Many years later, Sarazen revealed that Barnes’ financial advice saved him. Barnes advised Sarazen to pull his funds from the bank prior to the 1929 Wall Street crash that led to the Great Depression.

Barnes is one of 17 golfers who have won at least three of golf’s four professional majors. The honored list includes: Jack Nicklaus, Ben Hogan, Tiger Woods, Gary Player, Gene Sarazen, Walter Hagen, Tommy Armour, Sam Snead, Byron Nelson, Arnold Palmer, Tom Watson, Raymond Floyd, Lee Trevino, Phil Mickelson, Jordan Spieth, and Rory McIlroy.

When legendary sportswriter Grantland Rice charged the PGA of America to create its Hall of Fame, the Association responded in 1940. Barnes was among the inaugural class of inductees and would be later given his berth (1989) in the World Golf Hall of Fame.

Barnes competed in his last professional major at the 1932 U.S. Open where he finished 55th. He won the 1939 New Jersey State Open at age 53.

Though a U.S. citizen, Barnes was not eligible to compete in the Ryder Cup. The PGA of America required its players to be born in the U.S. and the British PGA mandated that its players be affiliated with clubs in Great Britain.

By 1931, four years after the inaugural Ryder Cup, it was discovered that U.S. Team member Johnny Golden, who was unbeaten (3-0-0) through the first two Ryder Cups, was born in Austria-Hungary.

On June 16,1964, a number of American tour professionals presented Barnes with an illuminated address, honoring him "for elevating the standards of golf as Open Champion of the United States and Great Britain and as the First American Professional Champion."

It was signed by then USGA President Clarence W. Benedict and 31 tour professionals that included Byron Nelson, Arnold Palmer, Billy Casper, and Julius Boros. This address is now on display at the West Cornwall Golf Club.

Barnes had what many of today’s PGA instructors deem "a modern-era golf swing." He was known as a long hitter with a strong but compact swing. His size, lanky frame, and length earned him his nicknames of Long Jim and Big Jim.

In his 1919 book, Picture Analysis of Golf Strokes: A Complete Book of Instruction, Barnes listed his set makeup (he carried 10 clubs) at that time:

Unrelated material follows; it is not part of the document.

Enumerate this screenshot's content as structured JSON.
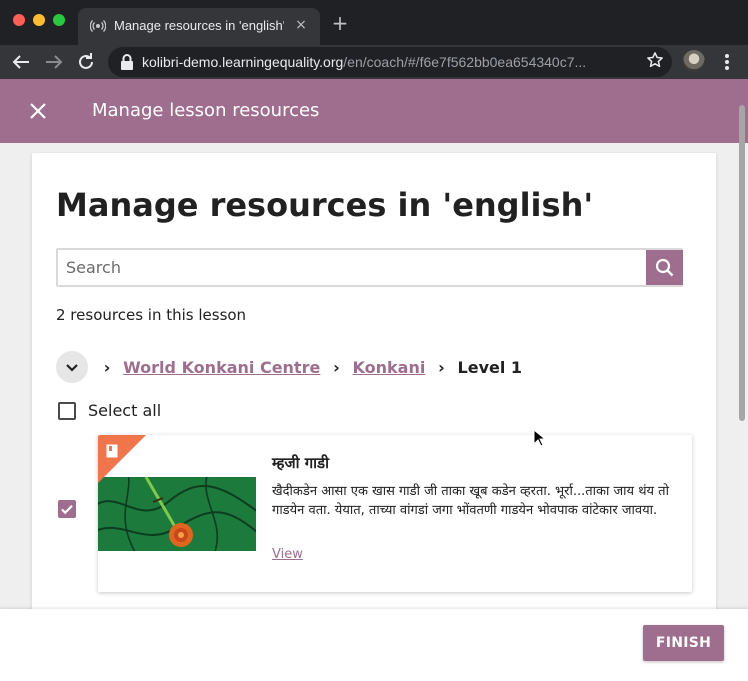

  • Driver: 42.75 inches in length, 13 ounces in weight
  • Brassie: 42.5 inches, 13 ounces
  • Spoon: 41.5 inches, 13.5 ounces
  • Cleek: 39.5 inches, 14.5 ounces
  • Mid-iron: 38 inches, 14.75 ounces
  • Mashie iron: 38.5 inches, 15.25 ounces
  • Mashie: 37.5 inches, 14.25 ounces
  • Pitching mashie: 37.5 inches, 15 ounces
  • Mashie niblick: 36.75 inches, 15.5 ounces
  • Putter: 34 inches, 14.5 ounces

That book's use of photos is considered a watershed moment for golf instructional writing, pairing Barnes' clear descriptions with lots of large photos picturing his swing in various positions with various clubs.

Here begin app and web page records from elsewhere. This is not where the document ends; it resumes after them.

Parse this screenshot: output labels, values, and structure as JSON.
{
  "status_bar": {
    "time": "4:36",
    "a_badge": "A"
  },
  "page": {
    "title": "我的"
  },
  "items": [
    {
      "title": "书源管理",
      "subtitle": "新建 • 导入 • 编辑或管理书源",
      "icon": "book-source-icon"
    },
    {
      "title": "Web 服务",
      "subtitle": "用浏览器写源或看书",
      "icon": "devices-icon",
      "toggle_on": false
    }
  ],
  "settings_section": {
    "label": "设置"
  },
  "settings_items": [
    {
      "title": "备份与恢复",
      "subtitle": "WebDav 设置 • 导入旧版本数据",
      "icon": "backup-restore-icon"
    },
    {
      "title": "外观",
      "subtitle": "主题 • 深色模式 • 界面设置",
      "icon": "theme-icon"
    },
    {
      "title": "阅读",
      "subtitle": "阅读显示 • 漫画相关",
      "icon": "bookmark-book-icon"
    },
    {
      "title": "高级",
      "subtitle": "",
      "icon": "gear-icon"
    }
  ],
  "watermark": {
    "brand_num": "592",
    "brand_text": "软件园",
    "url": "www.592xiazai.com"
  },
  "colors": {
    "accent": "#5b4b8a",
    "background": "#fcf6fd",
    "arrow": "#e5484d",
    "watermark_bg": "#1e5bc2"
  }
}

Barnes also wrote the 1925 instructional, A Good Guide to Golf.

Jim Barnes died of a heart attack at age 80 on May 24, 1966, in East Orange, New Jersey. One of the headlines of his obituary: "Barnes Was Giant in His Day."

JAMES MARTIN "JIM" BARNES Birth Date: April 8, 1886 Birthplace: Lelant, Cornwall, England Nickname: Long Jim or Big Jim Barnes 22 official PGA Tour victories:

  • 1914 Western Open
  • 1916 North and South Open
  • 1916 Connecticut Open
  • 1916 PGA Championship
  • 1917 Western Open
  • 1917 Philadelphia Open Championship
  • 1919 North and South Open
  • 1919 Shawnee Open
  • 1919 Western Open
  • 1919 PGA Championship
  • 1919 Southern Open
  • 1920 Shawnee Open
  • 1921 Deland Open
  • 1921 Florida Open
  • 1921 U.S. Open
  • 1921 Main Line Open
  • 1922 California Open Championship
  • 1923 Corpus Christi Open
  • 1925 Open Championship
  • 1926 Mid-Winter Tournament
  • 1930 Cape Cod Open
  • 1937 Long Island Open

Further Contributions

Barnes immigrated to America in November 1906 and boarded the railroad to Oakland, San Francisco. In 1910 he moved north to Washington State and signed with Tacoma Country and Golf Club.

During the American tour of Harry Vardon and Ted Ray in 1913 five matches were played in the Pacific Northwest. The Seattle duel against Jim Barnes and Bob Johnstone was a tight game with Vardon beating Johnstone at the 35th hole and Ray holding Barnes to a half on the 36th.

- contributed by David Saraceno